The Sponge-Bob leafy greens cone of silence has once again been deployed with 21 sick from E. coli O157 linked to Romaine lettuce.
The Public Health Agency of Canada made the announcement Monday night, so it’s time for another edition of spokesthingy fairytales. The statements in italics are from the Public Health Agency of Canada. The comments below are mine.
The Public Health Agency of Canada is collaborating with provincial public health partners, the Canadian Food Inspection Agency and Health Canada.
How do you know a Canadian is making a presentation at a scientific conference? They spend half the talk noting collaborations.
At this time, there are no product recalls associated with this outbreak. The outbreak investigation is ongoing, and this public health notice will be updated on a regular basis as the investigation evolves.
The risk to Canadians is low.
If you have no product recalls, no real clues other than some lettuce, how can you say the risk is low?
However, Canadians are reminded to follow safe food handling practices for lettuce to avoid becoming ill.
Washing does almost nothing to improve the safety of leafy greens, other than to remove the snot from an appropriately heightened 5-year-old and make consumers feel better.
Unless you’re part of the percentage that has life-long health issues from eating a salad.
Some E. coli infections can be life threatening, though this is rare.
But it really sucks when it happens.
Currently, there are 21 cases of E. coli O157 illness under investigation in three provinces: Quebec (3), New Brunswick (5), and Newfoundland and Labrador (13).
These are not prime lettuce growing areas in Canada, in November.
Individuals became sick in November 2017. Ten individuals have been hospitalized.
No deaths have been reported.
See, no biggie. But this was issued Dec. 11. 2017. So was it early November or late November. The difference is hugely significant when assessing the timeliness of the announcement.
The Canadian Food Inspection Agency is working with public health officials to determine the source of the romaine lettuce that ill individuals were exposed to.
Which will be buried and vaguely released in some journal article a couple of years from now.
The following food safety tips for lettuce will help you reduce your risk of getting an E. coli infection.

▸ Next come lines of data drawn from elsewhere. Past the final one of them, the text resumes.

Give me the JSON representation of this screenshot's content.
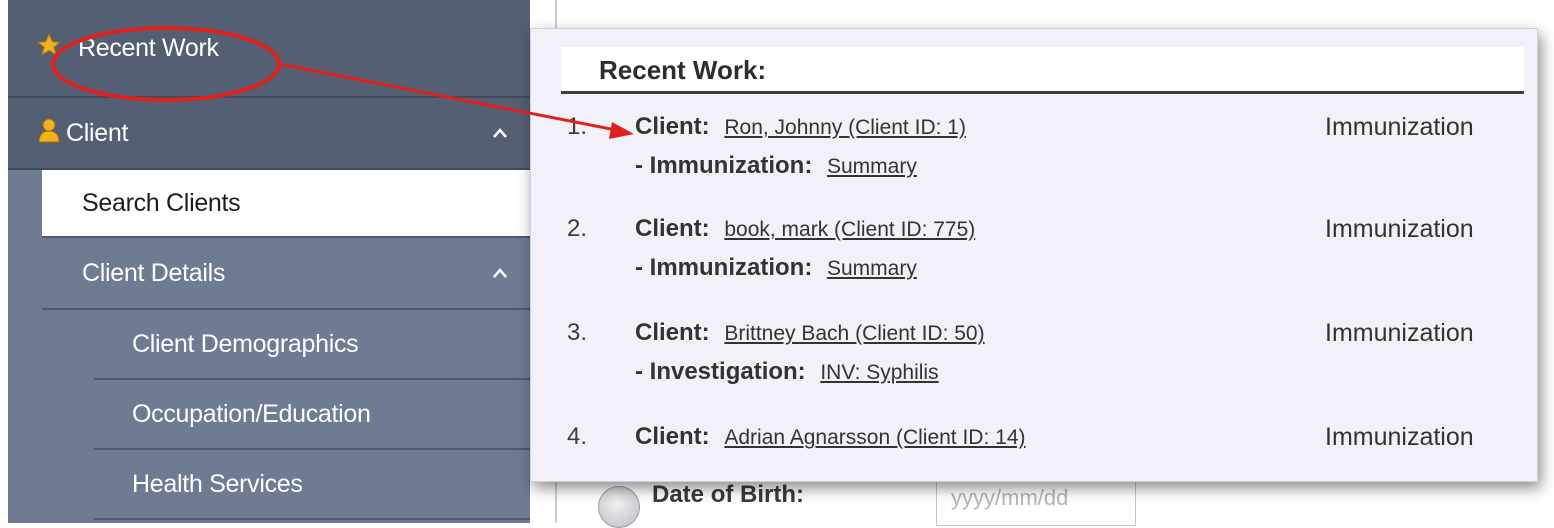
{
  "sidebar": {
    "recent_work": "Recent Work",
    "client": "Client",
    "search_clients": "Search Clients",
    "client_details": "Client Details",
    "client_demographics": "Client Demographics",
    "occupation_education": "Occupation/Education",
    "health_services": "Health Services"
  },
  "form": {
    "dob_label": "Date of Birth:",
    "dob_placeholder": "yyyy/mm/dd"
  },
  "popup": {
    "title": "Recent Work:",
    "client_label": "Client:",
    "items": [
      {
        "num": "1.",
        "client": "Ron, Johnny (Client ID: 1)",
        "sub_label": "- Immunization:",
        "sub_link": "Summary",
        "type": "Immunization"
      },
      {
        "num": "2.",
        "client": "book, mark (Client ID: 775)",
        "sub_label": "- Immunization:",
        "sub_link": "Summary",
        "type": "Immunization"
      },
      {
        "num": "3.",
        "client": "Brittney Bach (Client ID: 50)",
        "sub_label": "- Investigation:",
        "sub_link": "INV: Syphilis",
        "type": "Immunization"
      },
      {
        "num": "4.",
        "client": "Adrian Agnarsson (Client ID: 14)",
        "type": "Immunization"
      }
    ]
  },
  "icons": {
    "recent_work": "star-icon",
    "client": "user-icon",
    "expand": "chevron-up-icon"
  },
  "colors": {
    "sidebar_dark": "#555f73",
    "sidebar_light": "#6e7b93",
    "popup_bg": "#f2f1f9",
    "annotation": "#e0201c",
    "star": "#f2b21a"
  }
}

- Wash your hands thoroughly with warm water and soap for at least 20 seconds, before and after handling lettuce.
Water temperature doesn’t matter.
- Discard outer leaves of fresh lettuce.
- Wash your unpackaged lettuce under fresh, cool running water. There is no need to use anything other than water to wash lettuce. Washing it gently with water is as effective as using produce cleansers.
And neither are effective at removing pathogens.
- Keep rinsing your lettuce until all of the dirt has been washed away.
- Don’t soak lettuce in a sink full of water. It can become contaminated by bacteria in the sink.
- Ready-to-eat lettuce products sold in sealed packages and labelled as washed, pre-washed or triple washed do not need to be washed again.
- Use warm water and soap to thoroughly wash all utensils, countertops and cutting boards before and after handling lettuce to avoid cross-contamination.
- Store lettuce in the refrigerator for up to seven days. Discard when leaves become wilted or brown.
- Bagged, ready-to-eat, pre-washed lettuce products should also be refrigerated and used before the expiration date.
The Government of Canada is committed to food safety.
The Government of Canada is committed to creating a perception of commitment to food safety.
The Public Health Agency of Canada leads the human health investigation into an outbreak and is in regular contact with its federal and provincial partners to monitor the situation and to collaborate on steps to address the outbreak.
Thanks for the org-chart update.
This is nothing but crass industry-government-academia politico ass-covering.
At some point, the people barfing would probably appreciate something just a tad more human.